> _EXERCISE GOAL_:
Go through the data underneath and copy every line exactly.

> _DATA FOR PROCESSING_:
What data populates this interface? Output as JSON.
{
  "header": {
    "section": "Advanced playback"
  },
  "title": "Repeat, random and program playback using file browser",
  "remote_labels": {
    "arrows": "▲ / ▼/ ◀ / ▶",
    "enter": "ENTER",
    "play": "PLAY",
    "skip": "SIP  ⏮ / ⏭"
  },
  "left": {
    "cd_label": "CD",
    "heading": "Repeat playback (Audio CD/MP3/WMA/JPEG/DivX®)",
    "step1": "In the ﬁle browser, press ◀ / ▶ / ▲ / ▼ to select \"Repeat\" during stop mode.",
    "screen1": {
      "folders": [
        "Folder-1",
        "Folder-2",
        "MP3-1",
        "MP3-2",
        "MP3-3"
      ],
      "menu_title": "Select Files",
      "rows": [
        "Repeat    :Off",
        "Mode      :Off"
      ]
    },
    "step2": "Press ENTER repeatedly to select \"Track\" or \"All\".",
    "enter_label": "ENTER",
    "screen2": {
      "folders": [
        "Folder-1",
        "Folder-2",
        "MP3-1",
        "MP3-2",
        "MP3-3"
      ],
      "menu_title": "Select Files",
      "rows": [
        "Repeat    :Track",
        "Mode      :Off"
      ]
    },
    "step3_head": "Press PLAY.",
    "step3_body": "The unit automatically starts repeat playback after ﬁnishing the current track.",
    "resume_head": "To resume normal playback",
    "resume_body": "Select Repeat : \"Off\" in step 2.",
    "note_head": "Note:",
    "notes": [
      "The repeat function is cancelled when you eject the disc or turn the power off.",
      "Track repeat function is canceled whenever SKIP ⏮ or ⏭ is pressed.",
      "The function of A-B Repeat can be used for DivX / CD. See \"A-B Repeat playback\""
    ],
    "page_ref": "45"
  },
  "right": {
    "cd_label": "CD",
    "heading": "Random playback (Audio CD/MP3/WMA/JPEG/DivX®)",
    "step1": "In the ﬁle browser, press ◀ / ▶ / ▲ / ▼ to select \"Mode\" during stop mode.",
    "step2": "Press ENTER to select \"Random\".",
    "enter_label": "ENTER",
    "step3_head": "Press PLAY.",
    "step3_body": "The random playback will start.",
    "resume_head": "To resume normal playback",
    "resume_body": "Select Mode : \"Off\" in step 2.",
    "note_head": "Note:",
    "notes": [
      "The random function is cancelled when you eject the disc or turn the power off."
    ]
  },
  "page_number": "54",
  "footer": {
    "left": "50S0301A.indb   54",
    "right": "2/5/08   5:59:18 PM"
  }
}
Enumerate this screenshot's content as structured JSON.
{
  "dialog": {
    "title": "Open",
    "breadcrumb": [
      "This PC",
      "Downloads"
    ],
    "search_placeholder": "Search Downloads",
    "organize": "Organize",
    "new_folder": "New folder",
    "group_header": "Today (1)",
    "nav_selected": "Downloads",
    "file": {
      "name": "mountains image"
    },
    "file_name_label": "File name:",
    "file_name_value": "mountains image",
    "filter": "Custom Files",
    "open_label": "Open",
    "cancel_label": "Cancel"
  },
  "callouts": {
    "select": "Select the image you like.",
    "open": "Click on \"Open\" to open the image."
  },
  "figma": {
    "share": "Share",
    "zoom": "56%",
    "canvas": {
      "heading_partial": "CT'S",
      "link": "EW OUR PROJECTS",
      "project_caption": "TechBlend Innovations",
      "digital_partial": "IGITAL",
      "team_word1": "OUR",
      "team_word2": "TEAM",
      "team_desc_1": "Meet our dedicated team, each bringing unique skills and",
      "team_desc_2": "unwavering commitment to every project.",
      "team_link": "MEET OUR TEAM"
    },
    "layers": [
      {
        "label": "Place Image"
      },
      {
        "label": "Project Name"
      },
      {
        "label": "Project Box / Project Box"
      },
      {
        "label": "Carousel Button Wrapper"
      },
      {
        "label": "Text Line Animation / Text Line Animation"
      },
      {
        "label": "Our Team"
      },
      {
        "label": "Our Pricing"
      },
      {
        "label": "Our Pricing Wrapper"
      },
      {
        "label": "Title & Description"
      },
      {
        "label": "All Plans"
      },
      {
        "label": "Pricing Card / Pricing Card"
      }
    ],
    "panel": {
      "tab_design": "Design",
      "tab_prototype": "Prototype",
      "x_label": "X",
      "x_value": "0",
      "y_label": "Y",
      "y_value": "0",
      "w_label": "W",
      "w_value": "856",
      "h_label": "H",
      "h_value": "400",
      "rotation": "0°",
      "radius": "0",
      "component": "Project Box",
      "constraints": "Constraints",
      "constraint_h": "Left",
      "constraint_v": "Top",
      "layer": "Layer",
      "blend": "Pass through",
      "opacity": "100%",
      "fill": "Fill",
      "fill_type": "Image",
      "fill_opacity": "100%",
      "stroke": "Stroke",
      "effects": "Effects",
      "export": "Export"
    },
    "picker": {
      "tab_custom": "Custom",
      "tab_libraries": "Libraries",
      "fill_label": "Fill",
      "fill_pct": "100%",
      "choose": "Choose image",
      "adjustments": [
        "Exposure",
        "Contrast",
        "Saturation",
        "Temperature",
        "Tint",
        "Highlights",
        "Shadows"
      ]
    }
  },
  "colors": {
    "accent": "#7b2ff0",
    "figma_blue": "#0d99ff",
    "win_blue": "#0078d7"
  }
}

> _SOLUTION TO THIS TASK_:
What data populates this interface? Output as JSON.
{
  "header": {
    "section": "Advanced playback"
  },
  "title": "Repeat, random and program playback using file browser",
  "remote_labels": {
    "arrows": "▲ / ▼/ ◀ / ▶",
    "enter": "ENTER",
    "play": "PLAY",
    "skip": "SIP  ⏮ / ⏭"
  },
  "left": {
    "cd_label": "CD",
    "heading": "Repeat playback (Audio CD/MP3/WMA/JPEG/DivX®)",
    "step1": "In the ﬁle browser, press ◀ / ▶ / ▲ / ▼ to select \"Repeat\" during stop mode.",
    "screen1": {
      "folders": [
        "Folder-1",
        "Folder-2",
        "MP3-1",
        "MP3-2",
        "MP3-3"
      ],
      "menu_title": "Select Files",
      "rows": [
        "Repeat    :Off",
        "Mode      :Off"
      ]
    },
    "step2": "Press ENTER repeatedly to select \"Track\" or \"All\".",
    "enter_label": "ENTER",
    "screen2": {
      "folders": [
        "Folder-1",
        "Folder-2",
        "MP3-1",
        "MP3-2",
        "MP3-3"
      ],
      "menu_title": "Select Files",
      "rows": [
        "Repeat    :Track",
        "Mode      :Off"
      ]
    },
    "step3_head": "Press PLAY.",
    "step3_body": "The unit automatically starts repeat playback after ﬁnishing the current track.",
    "resume_head": "To resume normal playback",
    "resume_body": "Select Repeat : \"Off\" in step 2.",
    "note_head": "Note:",
    "notes": [
      "The repeat function is cancelled when you eject the disc or turn the power off.",
      "Track repeat function is canceled whenever SKIP ⏮ or ⏭ is pressed.",
      "The function of A-B Repeat can be used for DivX / CD. See \"A-B Repeat playback\""
    ],
    "page_ref": "45"
  },
  "right": {
    "cd_label": "CD",
    "heading": "Random playback (Audio CD/MP3/WMA/JPEG/DivX®)",
    "step1": "In the ﬁle browser, press ◀ / ▶ / ▲ / ▼ to select \"Mode\" during stop mode.",
    "step2": "Press ENTER to select \"Random\".",
    "enter_label": "ENTER",
    "step3_head": "Press PLAY.",
    "step3_body": "The random playback will start.",
    "resume_head": "To resume normal playback",
    "resume_body": "Select Mode : \"Off\" in step 2.",
    "note_head": "Note:",
    "notes": [
      "The random function is cancelled when you eject the disc or turn the power off."
    ]
  },
  "page_number": "54",
  "footer": {
    "left": "50S0301A.indb   54",
    "right": "2/5/08   5:59:18 PM"
  }
}
Enumerate this screenshot's content as structured JSON.
{
  "dialog": {
    "title": "Open",
    "breadcrumb": [
      "This PC",
      "Downloads"
    ],
    "search_placeholder": "Search Downloads",
    "organize": "Organize",
    "new_folder": "New folder",
    "group_header": "Today (1)",
    "nav_selected": "Downloads",
    "file": {
      "name": "mountains image"
    },
    "file_name_label": "File name:",
    "file_name_value": "mountains image",
    "filter": "Custom Files",
    "open_label": "Open",
    "cancel_label": "Cancel"
  },
  "callouts": {
    "select": "Select the image you like.",
    "open": "Click on \"Open\" to open the image."
  },
  "figma": {
    "share": "Share",
    "zoom": "56%",
    "canvas": {
      "heading_partial": "CT'S",
      "link": "EW OUR PROJECTS",
      "project_caption": "TechBlend Innovations",
      "digital_partial": "IGITAL",
      "team_word1": "OUR",
      "team_word2": "TEAM",
      "team_desc_1": "Meet our dedicated team, each bringing unique skills and",
      "team_desc_2": "unwavering commitment to every project.",
      "team_link": "MEET OUR TEAM"
    },
    "layers": [
      {
        "label": "Place Image"
      },
      {
        "label": "Project Name"
      },
      {
        "label": "Project Box / Project Box"
      },
      {
        "label": "Carousel Button Wrapper"
      },
      {
        "label": "Text Line Animation / Text Line Animation"
      },
      {
        "label": "Our Team"
      },
      {
        "label": "Our Pricing"
      },
      {
        "label": "Our Pricing Wrapper"
      },
      {
        "label": "Title & Description"
      },
      {
        "label": "All Plans"
      },
      {
        "label": "Pricing Card / Pricing Card"
      }
    ],
    "panel": {
      "tab_design": "Design",
      "tab_prototype": "Prototype",
      "x_label": "X",
      "x_value": "0",
      "y_label": "Y",
      "y_value": "0",
      "w_label": "W",
      "w_value": "856",
      "h_label": "H",
      "h_value": "400",
      "rotation": "0°",
      "radius": "0",
      "component": "Project Box",
      "constraints": "Constraints",
      "constraint_h": "Left",
      "constraint_v": "Top",
      "layer": "Layer",
      "blend": "Pass through",
      "opacity": "100%",
      "fill": "Fill",
      "fill_type": "Image",
      "fill_opacity": "100%",
      "stroke": "Stroke",
      "effects": "Effects",
      "export": "Export"
    },
    "picker": {
      "tab_custom": "Custom",
      "tab_libraries": "Libraries",
      "fill_label": "Fill",
      "fill_pct": "100%",
      "choose": "Choose image",
      "adjustments": [
        "Exposure",
        "Contrast",
        "Saturation",
        "Temperature",
        "Tint",
        "Highlights",
        "Shadows"
      ]
    }
  },
  "colors": {
    "accent": "#7b2ff0",
    "figma_blue": "#0d99ff",
    "win_blue": "#0078d7"
  }
}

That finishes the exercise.